By Tobi Voigt, Detroit Historical Society
If I have learned anything as a museum educator, it’s that those of us who didn’t come into the field through teaching have a lot to learn. When I got my first museum education job, I spent months reading and learning about state learning standards, social studies instruction methods, curriculum requirements, and even waded a bit into state and federal legislation. The language of public education alone has taken me years to master: authentic assessment, scaffolding, differentiated instruction, and so on.
This research has informed my belief that museum educators cannot create K-12 programs in a vacuum. Be honest, we have all put together what we thought was a GREAT workshop or tour, only to see it flop when teachers and schools don’t book it.

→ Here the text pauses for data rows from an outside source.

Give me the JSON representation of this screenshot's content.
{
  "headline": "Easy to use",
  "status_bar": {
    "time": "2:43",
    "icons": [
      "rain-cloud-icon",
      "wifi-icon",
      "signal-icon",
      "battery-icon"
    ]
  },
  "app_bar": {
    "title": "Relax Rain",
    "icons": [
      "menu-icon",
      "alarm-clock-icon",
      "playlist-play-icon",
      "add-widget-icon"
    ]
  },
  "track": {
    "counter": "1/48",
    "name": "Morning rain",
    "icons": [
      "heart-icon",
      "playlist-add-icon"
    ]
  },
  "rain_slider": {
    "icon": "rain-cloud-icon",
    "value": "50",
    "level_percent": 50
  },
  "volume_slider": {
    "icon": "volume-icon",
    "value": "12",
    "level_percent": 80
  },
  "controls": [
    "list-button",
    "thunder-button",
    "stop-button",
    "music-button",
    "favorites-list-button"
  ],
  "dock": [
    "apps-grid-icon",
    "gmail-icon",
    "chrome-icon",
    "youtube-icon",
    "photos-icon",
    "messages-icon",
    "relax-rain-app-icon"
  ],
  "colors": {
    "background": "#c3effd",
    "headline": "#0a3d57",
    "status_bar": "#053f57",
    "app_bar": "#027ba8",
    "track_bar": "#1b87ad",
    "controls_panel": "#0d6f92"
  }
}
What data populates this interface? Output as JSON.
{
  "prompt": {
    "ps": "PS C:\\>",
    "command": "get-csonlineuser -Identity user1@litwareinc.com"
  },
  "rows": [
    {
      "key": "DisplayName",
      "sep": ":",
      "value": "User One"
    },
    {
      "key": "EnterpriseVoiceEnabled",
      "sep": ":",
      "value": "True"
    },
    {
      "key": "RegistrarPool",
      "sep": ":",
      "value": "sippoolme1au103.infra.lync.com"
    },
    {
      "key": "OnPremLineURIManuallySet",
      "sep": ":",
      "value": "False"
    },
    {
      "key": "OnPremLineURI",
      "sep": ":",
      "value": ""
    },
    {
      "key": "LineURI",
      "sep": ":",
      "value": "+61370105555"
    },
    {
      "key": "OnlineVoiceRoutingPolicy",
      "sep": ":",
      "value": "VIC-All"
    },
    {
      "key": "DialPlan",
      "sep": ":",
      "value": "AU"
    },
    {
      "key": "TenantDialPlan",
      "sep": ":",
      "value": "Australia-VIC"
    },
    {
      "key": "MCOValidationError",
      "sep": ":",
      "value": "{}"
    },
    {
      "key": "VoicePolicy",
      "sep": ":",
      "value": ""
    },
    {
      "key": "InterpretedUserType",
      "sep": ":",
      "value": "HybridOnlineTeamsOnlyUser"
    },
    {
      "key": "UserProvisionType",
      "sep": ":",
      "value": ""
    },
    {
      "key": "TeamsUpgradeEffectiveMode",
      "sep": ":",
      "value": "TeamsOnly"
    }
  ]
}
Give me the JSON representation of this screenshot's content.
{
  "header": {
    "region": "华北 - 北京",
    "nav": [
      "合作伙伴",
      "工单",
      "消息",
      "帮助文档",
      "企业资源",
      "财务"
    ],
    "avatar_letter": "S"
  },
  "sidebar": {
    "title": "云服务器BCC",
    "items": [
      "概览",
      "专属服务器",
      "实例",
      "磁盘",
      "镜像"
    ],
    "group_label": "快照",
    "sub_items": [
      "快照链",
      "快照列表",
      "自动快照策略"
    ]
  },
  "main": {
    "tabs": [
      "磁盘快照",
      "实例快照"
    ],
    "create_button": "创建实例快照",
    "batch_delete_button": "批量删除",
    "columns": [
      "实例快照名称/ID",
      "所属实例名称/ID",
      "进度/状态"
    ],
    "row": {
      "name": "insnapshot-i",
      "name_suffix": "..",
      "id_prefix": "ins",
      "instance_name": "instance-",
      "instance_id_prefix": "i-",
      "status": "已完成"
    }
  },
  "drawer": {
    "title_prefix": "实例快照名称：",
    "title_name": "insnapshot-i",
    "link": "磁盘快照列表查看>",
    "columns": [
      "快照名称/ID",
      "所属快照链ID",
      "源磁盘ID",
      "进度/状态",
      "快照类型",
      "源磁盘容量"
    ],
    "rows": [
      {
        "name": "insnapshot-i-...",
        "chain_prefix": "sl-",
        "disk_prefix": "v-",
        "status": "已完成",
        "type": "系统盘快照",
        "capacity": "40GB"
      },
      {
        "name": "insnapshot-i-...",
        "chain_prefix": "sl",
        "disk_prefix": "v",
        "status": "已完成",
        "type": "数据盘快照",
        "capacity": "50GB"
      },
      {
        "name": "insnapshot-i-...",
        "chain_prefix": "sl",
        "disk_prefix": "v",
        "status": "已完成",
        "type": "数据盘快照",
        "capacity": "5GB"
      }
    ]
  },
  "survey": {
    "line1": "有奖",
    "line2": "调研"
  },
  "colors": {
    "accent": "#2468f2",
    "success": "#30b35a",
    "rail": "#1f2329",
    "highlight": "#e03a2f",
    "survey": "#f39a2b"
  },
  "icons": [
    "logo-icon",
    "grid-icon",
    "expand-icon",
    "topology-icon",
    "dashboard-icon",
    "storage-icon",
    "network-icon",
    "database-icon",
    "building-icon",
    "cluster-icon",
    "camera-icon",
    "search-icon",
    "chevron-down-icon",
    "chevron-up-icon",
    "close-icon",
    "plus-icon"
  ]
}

So, how do we create programs that are relevant and desired by teachers and schools? Evaluation is key.
According to my new favorite book on evaluation, Practical Evaluation Guide: Tools for Museums and Other Informal Educational Settings, there are four types of evaluation that can help us develop great programs:
- Front-end evaluation: This helps inform the program development process. It can be done with surveys or interviews, but I have used it most successfully through focus groups. I assembled a Teacher Advisory Board that meets twice a year. At the meetings, I ask what their needs are, and we brainstorm ways that my institution can meet them.
- Formative evaluation: This takes place while a program is being developed. For my Building Detroit online game and resource, I put together a small team of pilot teachers. I had them test out prototypes of the game, and review and give feedback on the curriculum units. For field trip programs, I have invited classrooms to test them out for free, and made tweaks as necessary.
- Remedial evaluation: This is what I consider “standard” evaluation. Once a program is up and running, I do regular surveys to get ongoing feedback from teachers and students. For our on-site guided tour, I created a simple SurveyMonkey survey that we send out to teachers via email within 3 days of their field trip. Creating that survey took a lot of work. There is a whole science behind asking the right questions to elicit helpful and relevant feedback. I use the Practical Evaluation Guide book to help me craft my surveys.
- Summative evaluation: For one-time programs – including our annual special events – we have use paper surveys to learn about the audience, where they learned about the program, and what they liked or disliked. It’s informal, but effective. We gather the survey responses into “post-mortem” reports that we refer to when planning future programs and events.
Evaluation takes time and energy, but it is worth it. As mission driven organizations, museums must use some or all of these methods to ensure that we remain relevant to our community and our visitors. What evaluation methods have you found effective?